::: Records for this task

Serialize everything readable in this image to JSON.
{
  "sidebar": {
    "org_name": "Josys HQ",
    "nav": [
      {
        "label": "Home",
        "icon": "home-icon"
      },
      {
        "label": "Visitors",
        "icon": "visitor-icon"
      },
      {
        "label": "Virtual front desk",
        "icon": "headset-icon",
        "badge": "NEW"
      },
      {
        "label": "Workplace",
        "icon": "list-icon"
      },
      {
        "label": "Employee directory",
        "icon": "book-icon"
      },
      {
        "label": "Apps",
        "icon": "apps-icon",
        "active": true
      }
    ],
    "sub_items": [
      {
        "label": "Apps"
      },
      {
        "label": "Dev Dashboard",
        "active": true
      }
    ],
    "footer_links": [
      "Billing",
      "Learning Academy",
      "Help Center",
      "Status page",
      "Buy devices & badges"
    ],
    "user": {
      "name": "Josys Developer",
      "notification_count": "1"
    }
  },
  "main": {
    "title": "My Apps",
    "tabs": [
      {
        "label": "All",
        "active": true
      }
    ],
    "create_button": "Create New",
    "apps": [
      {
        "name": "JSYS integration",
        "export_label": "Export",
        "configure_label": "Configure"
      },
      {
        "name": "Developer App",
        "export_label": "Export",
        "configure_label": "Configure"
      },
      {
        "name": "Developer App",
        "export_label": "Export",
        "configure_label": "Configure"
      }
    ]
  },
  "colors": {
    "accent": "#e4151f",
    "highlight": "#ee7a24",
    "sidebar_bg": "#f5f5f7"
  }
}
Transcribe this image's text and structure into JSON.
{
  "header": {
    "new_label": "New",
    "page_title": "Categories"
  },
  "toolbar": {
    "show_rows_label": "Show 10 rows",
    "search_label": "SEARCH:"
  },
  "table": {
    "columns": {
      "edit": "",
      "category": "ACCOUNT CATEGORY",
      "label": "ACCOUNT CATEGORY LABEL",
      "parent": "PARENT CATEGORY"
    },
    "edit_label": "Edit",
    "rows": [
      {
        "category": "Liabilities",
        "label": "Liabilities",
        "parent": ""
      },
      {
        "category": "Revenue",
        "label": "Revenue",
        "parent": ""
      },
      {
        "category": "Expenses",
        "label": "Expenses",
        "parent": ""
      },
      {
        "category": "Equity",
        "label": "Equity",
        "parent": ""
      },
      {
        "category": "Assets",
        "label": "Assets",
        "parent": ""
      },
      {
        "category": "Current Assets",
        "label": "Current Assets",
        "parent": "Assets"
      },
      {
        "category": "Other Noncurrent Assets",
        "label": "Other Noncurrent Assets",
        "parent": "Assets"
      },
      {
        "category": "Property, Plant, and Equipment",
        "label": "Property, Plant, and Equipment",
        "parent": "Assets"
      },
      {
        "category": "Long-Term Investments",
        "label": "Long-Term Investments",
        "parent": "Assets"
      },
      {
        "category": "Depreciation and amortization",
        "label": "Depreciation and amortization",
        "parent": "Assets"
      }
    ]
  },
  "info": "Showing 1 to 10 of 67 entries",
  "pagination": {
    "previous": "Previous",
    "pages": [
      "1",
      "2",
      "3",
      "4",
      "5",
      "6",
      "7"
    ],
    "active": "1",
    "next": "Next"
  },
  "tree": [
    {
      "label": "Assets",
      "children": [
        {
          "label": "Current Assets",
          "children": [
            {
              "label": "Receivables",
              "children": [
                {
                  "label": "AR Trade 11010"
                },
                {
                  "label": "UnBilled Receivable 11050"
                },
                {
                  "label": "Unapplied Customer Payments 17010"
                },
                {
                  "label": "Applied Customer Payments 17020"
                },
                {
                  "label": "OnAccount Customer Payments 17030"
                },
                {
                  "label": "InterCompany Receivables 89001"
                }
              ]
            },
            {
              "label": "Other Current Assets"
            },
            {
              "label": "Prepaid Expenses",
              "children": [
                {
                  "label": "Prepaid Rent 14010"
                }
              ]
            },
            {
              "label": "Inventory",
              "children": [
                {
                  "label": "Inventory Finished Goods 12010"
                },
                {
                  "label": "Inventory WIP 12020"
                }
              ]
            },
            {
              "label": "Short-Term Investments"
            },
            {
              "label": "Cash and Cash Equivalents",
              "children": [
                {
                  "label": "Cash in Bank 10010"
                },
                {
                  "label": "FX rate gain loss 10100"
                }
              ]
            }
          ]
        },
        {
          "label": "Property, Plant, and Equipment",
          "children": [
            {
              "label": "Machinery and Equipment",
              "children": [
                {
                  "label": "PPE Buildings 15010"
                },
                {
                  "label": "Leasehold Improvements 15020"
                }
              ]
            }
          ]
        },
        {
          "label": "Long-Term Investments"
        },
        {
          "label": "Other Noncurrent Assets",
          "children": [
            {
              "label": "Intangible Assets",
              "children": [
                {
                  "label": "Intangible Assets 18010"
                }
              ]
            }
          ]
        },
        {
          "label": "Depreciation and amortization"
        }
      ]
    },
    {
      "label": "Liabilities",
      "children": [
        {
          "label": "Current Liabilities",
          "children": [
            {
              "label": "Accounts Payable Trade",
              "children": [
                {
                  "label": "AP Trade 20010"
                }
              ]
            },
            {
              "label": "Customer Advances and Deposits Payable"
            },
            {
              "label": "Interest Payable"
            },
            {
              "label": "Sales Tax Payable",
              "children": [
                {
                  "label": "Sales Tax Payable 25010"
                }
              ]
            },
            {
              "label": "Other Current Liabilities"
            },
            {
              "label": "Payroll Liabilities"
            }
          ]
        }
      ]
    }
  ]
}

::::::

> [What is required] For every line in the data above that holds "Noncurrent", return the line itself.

> [Result of this task]
        "category": "Other Noncurrent Assets",
        "label": "Other Noncurrent Assets",
          "label": "Other Noncurrent Assets",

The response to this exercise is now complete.